A while back, a friend asked me to critique her fledgling blog. She wanted a larger audience and wasn’t sure how to get one. So I, having a loyal readership of maybe half a dozen people, decided I was clearly qualified to help her out. Then I realized that maybe those same six people might like to increase traffic to their own blogs. And thus this post was born.
First off, I’m going to assume you’ve already picked a blog theme, hosting service, and layout. I can’t help you with any of that anyway, since my blog has no theme, I host my own blog, and my layout is intentionally sparse. But before I get started on more of the nitty-gritty, here are my two main pieces of advice:
- Read blogs with a theme similar to yours, and comment regularly. Note that I do not mean commenting just to ask people to visit your blog. Comment on the content of the post like you would anywhere else. Repeatedly advertising your blog is a good way to get people to avoid it.
- Link to other blogs, especially individual entries. Bloggers often check out their trackbacks.
Seriously. If you link to them, they will come. People can’t visit your blog if they don’t know about it. Telling all your friends is fine, but sooner or later you have to actually join the blogging community. The more you link to others, the more likely it is they will link to you. Most of the new blogs I find are through other blogs.
Here are some other tips, in no particular order. I tried focus on things to do, as opposed to things not to do.
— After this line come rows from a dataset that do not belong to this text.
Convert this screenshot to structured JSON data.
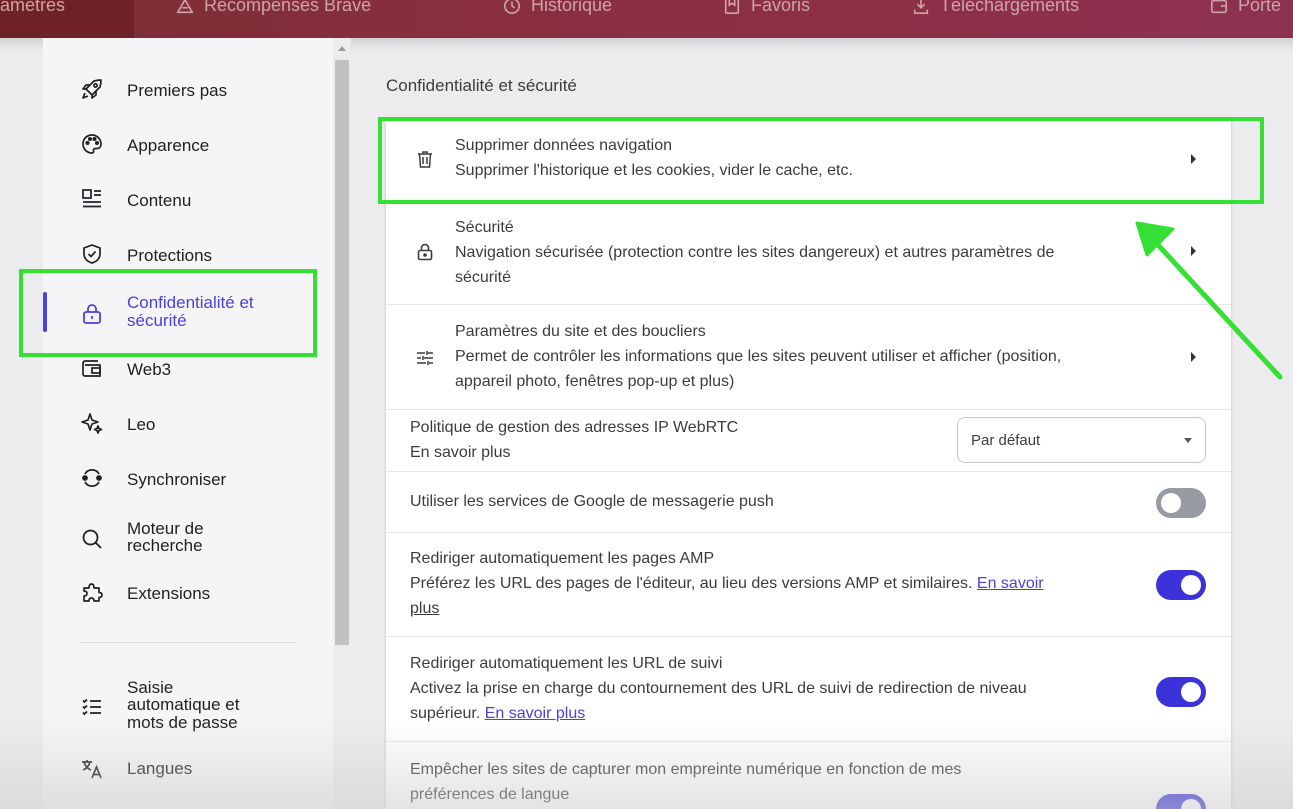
{
  "topbar": {
    "tabs": [
      {
        "label": "ramètres",
        "icon": "none"
      },
      {
        "label": "Récompenses Brave",
        "icon": "triangle-icon"
      },
      {
        "label": "Historique",
        "icon": "clock-icon"
      },
      {
        "label": "Favoris",
        "icon": "bookmark-icon"
      },
      {
        "label": "Téléchargements",
        "icon": "download-icon"
      },
      {
        "label": "Porte",
        "icon": "wallet-icon"
      }
    ]
  },
  "sidebar": {
    "items": [
      {
        "label": "Premiers pas",
        "icon": "rocket-icon"
      },
      {
        "label": "Apparence",
        "icon": "palette-icon"
      },
      {
        "label": "Contenu",
        "icon": "content-icon"
      },
      {
        "label": "Protections",
        "icon": "shield-icon"
      },
      {
        "label_line1": "Confidentialité et",
        "label_line2": "sécurité",
        "icon": "lock-icon",
        "active": true
      },
      {
        "label": "Web3",
        "icon": "wallet-icon"
      },
      {
        "label": "Leo",
        "icon": "sparkle-icon"
      },
      {
        "label": "Synchroniser",
        "icon": "sync-icon"
      },
      {
        "label_line1": "Moteur de",
        "label_line2": "recherche",
        "icon": "search-icon"
      },
      {
        "label": "Extensions",
        "icon": "puzzle-icon"
      },
      {
        "label_line1": "Saisie",
        "label_line2": "automatique et",
        "label_line3": "mots de passe",
        "icon": "list-icon"
      },
      {
        "label": "Langues",
        "icon": "translate-icon"
      }
    ]
  },
  "main": {
    "section_title": "Confidentialité et sécurité",
    "rows": {
      "clear": {
        "title": "Supprimer données navigation",
        "subtitle": "Supprimer l'historique et les cookies, vider le cache, etc."
      },
      "security": {
        "title": "Sécurité",
        "subtitle_line1": "Navigation sécurisée (protection contre les sites dangereux) et autres paramètres de",
        "subtitle_line2": "sécurité"
      },
      "site": {
        "title": "Paramètres du site et des boucliers",
        "subtitle_line1": "Permet de contrôler les informations que les sites peuvent utiliser et afficher (position,",
        "subtitle_line2": "appareil photo, fenêtres pop-up et plus)"
      },
      "webrtc": {
        "title": "Politique de gestion des adresses IP WebRTC",
        "link": "En savoir plus",
        "select_value": "Par défaut"
      },
      "push": {
        "title": "Utiliser les services de Google de messagerie push",
        "enabled": false
      },
      "amp": {
        "title": "Rediriger automatiquement les pages AMP",
        "subtitle": "Préférez les URL des pages de l'éditeur, au lieu des versions AMP et similaires.",
        "link_part1": "En savoir",
        "link_part2": "plus",
        "enabled": true
      },
      "tracking": {
        "title": "Rediriger automatiquement les URL de suivi",
        "subtitle_line1": "Activez la prise en charge du contournement des URL de suivi de redirection de niveau",
        "subtitle_line2": "supérieur.",
        "link": "En savoir plus",
        "enabled": true
      },
      "fingerprint": {
        "title_line1": "Empêcher les sites de capturer mon empreinte numérique en fonction de mes",
        "title_line2": "préférences de langue",
        "enabled": true
      }
    }
  },
  "colors": {
    "accent": "#4c40e0",
    "toggle_on": "#3b33d9",
    "toggle_off": "#979ca3",
    "annotation": "#33e033",
    "topbar": "#8a2f40"
  }
}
- Participate in blog carnivals and community blogging efforts like Bloggiesta, Blog Action Day, NaNoBloMo, or Blogtoberfest.
- Go through the steps outlined in 31 Days to Building a Better Blog from ProBlogger. (That site is full of good information, actually.) For more, check out the challenge inspired by the original program.
- Join blog directories such as BlogHer. Chances are there’s a Ning group aligned with your blog’s theme too. Likewise, add notable (and related) blogs to your own blogroll. I have, on several occasions, visited every single link on the blogroll of a blog I enjoy, and ended up subscribing to a few of them.
- Practice your elevator speech. That is, if you had to sum up your blog’s content in a sentence or two, how would you do it?
- Post often and consistently. I schedule posts so I only have one a day, which offsets the annoying tendency I have to write a bunch of posts at once and then nothing for weeks. By spreading them out, my posting habits come across as more consistent without flooding anyone’s RSS feed. My husband, on the other hand, has a set content schedule: a new comic MWF, new art on Tuesdays, new music on Thursdays, and at least one other post sometime during the weekend. Pick something that works for you.
- Write a few back-up posts to use when you’re out of ideas and/or too busy to write. I also keep a running document of ideas and fragments, many of which are later expanded into full posts.
- Add your blog URL to your signature on email and forums.
- Use tags and categories to their fullest extent. Not only does this enable your readers to quickly find posts related to the one they’re reading, they also provide extra keywords for search engines to find.
- Remember that every post could be someone’s introduction to your blog. Never start a post with an apology for not posting. If you have a set schedule, try to announce ahead of time if you will be missing a day.
- Make it easy to share your posts, whether via an AddThis widget or something else. Add your site to places like Delicious, StumbleUpon, Digg, and Reddit.
- Add RSS feed options and make them obvious. FeedBurner is a handy site for things like email subscriptions. Since I’m already active there, I also have a LiveJournal feed.
- Respond to the comments you receive, and visit the sites your commenters link to.
- Consider interactive posts: open threads, guest posts, blog tours, interviews of/by other bloggers, giveaways, etc.
- If you get stuck for content, respond to blog challenges and memes, and then leave a comment on the original post with a link to your entry. (Do this sparingly. Too many memes drive readers away.)
What it really comes down to is giving people a reason to visit your blog, and that starts with letting people know it’s available to visit. You’ll notice that I blithely disregard most of these tips in my own blog. And I know it. But that doesn’t make it bad advice.
Any other tips from the peanut gallery?
And no, “blog” doesn’t look like a word anymore, why do you ask?